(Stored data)
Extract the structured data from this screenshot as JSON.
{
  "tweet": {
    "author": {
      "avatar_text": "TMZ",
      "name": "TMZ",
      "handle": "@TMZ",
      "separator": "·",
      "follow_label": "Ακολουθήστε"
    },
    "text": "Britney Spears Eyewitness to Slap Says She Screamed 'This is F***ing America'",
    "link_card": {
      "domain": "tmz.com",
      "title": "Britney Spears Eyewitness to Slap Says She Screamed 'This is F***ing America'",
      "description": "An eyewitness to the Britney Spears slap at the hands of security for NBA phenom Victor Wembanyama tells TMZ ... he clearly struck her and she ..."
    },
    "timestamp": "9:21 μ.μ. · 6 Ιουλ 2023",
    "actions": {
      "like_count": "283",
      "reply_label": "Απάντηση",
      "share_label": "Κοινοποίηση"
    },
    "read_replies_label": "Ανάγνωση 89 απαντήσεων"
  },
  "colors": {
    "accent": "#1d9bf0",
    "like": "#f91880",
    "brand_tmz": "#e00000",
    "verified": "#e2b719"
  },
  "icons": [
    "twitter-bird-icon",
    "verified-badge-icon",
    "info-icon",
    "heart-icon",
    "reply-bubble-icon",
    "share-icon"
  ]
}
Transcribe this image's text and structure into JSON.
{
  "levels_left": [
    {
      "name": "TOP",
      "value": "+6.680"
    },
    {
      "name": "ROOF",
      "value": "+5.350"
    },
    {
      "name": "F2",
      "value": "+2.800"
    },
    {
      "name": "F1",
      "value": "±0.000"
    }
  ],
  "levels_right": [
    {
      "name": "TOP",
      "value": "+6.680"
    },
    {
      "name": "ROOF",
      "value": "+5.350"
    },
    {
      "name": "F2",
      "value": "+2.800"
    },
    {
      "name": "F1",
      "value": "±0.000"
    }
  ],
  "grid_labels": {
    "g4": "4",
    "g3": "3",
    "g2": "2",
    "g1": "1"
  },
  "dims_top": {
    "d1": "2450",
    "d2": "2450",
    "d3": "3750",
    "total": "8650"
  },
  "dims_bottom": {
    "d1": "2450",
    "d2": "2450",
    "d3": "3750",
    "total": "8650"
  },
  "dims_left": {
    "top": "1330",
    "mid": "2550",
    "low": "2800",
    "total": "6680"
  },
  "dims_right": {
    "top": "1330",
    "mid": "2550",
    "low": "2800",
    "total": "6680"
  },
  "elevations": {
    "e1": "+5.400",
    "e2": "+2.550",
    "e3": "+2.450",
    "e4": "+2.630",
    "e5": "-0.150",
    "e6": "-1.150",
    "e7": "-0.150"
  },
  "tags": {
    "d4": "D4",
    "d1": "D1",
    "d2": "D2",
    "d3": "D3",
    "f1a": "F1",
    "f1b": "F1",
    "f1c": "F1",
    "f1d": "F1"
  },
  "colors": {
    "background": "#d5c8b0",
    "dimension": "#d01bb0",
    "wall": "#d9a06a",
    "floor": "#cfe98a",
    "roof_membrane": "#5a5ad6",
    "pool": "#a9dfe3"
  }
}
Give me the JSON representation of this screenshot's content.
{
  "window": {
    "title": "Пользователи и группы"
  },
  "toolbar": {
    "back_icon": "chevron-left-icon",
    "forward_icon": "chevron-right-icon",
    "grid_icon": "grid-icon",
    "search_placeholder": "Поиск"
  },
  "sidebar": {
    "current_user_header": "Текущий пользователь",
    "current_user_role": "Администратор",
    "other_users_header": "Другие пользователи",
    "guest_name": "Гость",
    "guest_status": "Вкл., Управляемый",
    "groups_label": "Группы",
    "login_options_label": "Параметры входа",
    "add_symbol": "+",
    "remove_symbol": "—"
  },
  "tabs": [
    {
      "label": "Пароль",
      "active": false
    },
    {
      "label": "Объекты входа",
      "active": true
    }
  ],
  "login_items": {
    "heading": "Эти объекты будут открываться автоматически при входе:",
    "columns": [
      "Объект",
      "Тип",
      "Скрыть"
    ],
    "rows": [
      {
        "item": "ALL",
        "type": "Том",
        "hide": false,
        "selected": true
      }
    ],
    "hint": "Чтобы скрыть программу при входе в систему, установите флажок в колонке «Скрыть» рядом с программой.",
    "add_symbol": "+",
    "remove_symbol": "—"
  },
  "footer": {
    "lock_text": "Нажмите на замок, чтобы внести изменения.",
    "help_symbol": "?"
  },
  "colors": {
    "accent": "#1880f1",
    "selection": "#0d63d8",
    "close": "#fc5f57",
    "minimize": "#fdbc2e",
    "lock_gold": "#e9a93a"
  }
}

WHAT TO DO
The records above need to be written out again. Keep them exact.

ANSWER SPACE
Extract the structured data from this screenshot as JSON.
{
  "tweet": {
    "author": {
      "avatar_text": "TMZ",
      "name": "TMZ",
      "handle": "@TMZ",
      "separator": "·",
      "follow_label": "Ακολουθήστε"
    },
    "text": "Britney Spears Eyewitness to Slap Says She Screamed 'This is F***ing America'",
    "link_card": {
      "domain": "tmz.com",
      "title": "Britney Spears Eyewitness to Slap Says She Screamed 'This is F***ing America'",
      "description": "An eyewitness to the Britney Spears slap at the hands of security for NBA phenom Victor Wembanyama tells TMZ ... he clearly struck her and she ..."
    },
    "timestamp": "9:21 μ.μ. · 6 Ιουλ 2023",
    "actions": {
      "like_count": "283",
      "reply_label": "Απάντηση",
      "share_label": "Κοινοποίηση"
    },
    "read_replies_label": "Ανάγνωση 89 απαντήσεων"
  },
  "colors": {
    "accent": "#1d9bf0",
    "like": "#f91880",
    "brand_tmz": "#e00000",
    "verified": "#e2b719"
  },
  "icons": [
    "twitter-bird-icon",
    "verified-badge-icon",
    "info-icon",
    "heart-icon",
    "reply-bubble-icon",
    "share-icon"
  ]
}
Transcribe this image's text and structure into JSON.
{
  "levels_left": [
    {
      "name": "TOP",
      "value": "+6.680"
    },
    {
      "name": "ROOF",
      "value": "+5.350"
    },
    {
      "name": "F2",
      "value": "+2.800"
    },
    {
      "name": "F1",
      "value": "±0.000"
    }
  ],
  "levels_right": [
    {
      "name": "TOP",
      "value": "+6.680"
    },
    {
      "name": "ROOF",
      "value": "+5.350"
    },
    {
      "name": "F2",
      "value": "+2.800"
    },
    {
      "name": "F1",
      "value": "±0.000"
    }
  ],
  "grid_labels": {
    "g4": "4",
    "g3": "3",
    "g2": "2",
    "g1": "1"
  },
  "dims_top": {
    "d1": "2450",
    "d2": "2450",
    "d3": "3750",
    "total": "8650"
  },
  "dims_bottom": {
    "d1": "2450",
    "d2": "2450",
    "d3": "3750",
    "total": "8650"
  },
  "dims_left": {
    "top": "1330",
    "mid": "2550",
    "low": "2800",
    "total": "6680"
  },
  "dims_right": {
    "top": "1330",
    "mid": "2550",
    "low": "2800",
    "total": "6680"
  },
  "elevations": {
    "e1": "+5.400",
    "e2": "+2.550",
    "e3": "+2.450",
    "e4": "+2.630",
    "e5": "-0.150",
    "e6": "-1.150",
    "e7": "-0.150"
  },
  "tags": {
    "d4": "D4",
    "d1": "D1",
    "d2": "D2",
    "d3": "D3",
    "f1a": "F1",
    "f1b": "F1",
    "f1c": "F1",
    "f1d": "F1"
  },
  "colors": {
    "background": "#d5c8b0",
    "dimension": "#d01bb0",
    "wall": "#d9a06a",
    "floor": "#cfe98a",
    "roof_membrane": "#5a5ad6",
    "pool": "#a9dfe3"
  }
}
Give me the JSON representation of this screenshot's content.
{
  "window": {
    "title": "Пользователи и группы"
  },
  "toolbar": {
    "back_icon": "chevron-left-icon",
    "forward_icon": "chevron-right-icon",
    "grid_icon": "grid-icon",
    "search_placeholder": "Поиск"
  },
  "sidebar": {
    "current_user_header": "Текущий пользователь",
    "current_user_role": "Администратор",
    "other_users_header": "Другие пользователи",
    "guest_name": "Гость",
    "guest_status": "Вкл., Управляемый",
    "groups_label": "Группы",
    "login_options_label": "Параметры входа",
    "add_symbol": "+",
    "remove_symbol": "—"
  },
  "tabs": [
    {
      "label": "Пароль",
      "active": false
    },
    {
      "label": "Объекты входа",
      "active": true
    }
  ],
  "login_items": {
    "heading": "Эти объекты будут открываться автоматически при входе:",
    "columns": [
      "Объект",
      "Тип",
      "Скрыть"
    ],
    "rows": [
      {
        "item": "ALL",
        "type": "Том",
        "hide": false,
        "selected": true
      }
    ],
    "hint": "Чтобы скрыть программу при входе в систему, установите флажок в колонке «Скрыть» рядом с программой.",
    "add_symbol": "+",
    "remove_symbol": "—"
  },
  "footer": {
    "lock_text": "Нажмите на замок, чтобы внести изменения.",
    "help_symbol": "?"
  },
  "colors": {
    "accent": "#1880f1",
    "selection": "#0d63d8",
    "close": "#fc5f57",
    "minimize": "#fdbc2e",
    "lock_gold": "#e9a93a"
  }
}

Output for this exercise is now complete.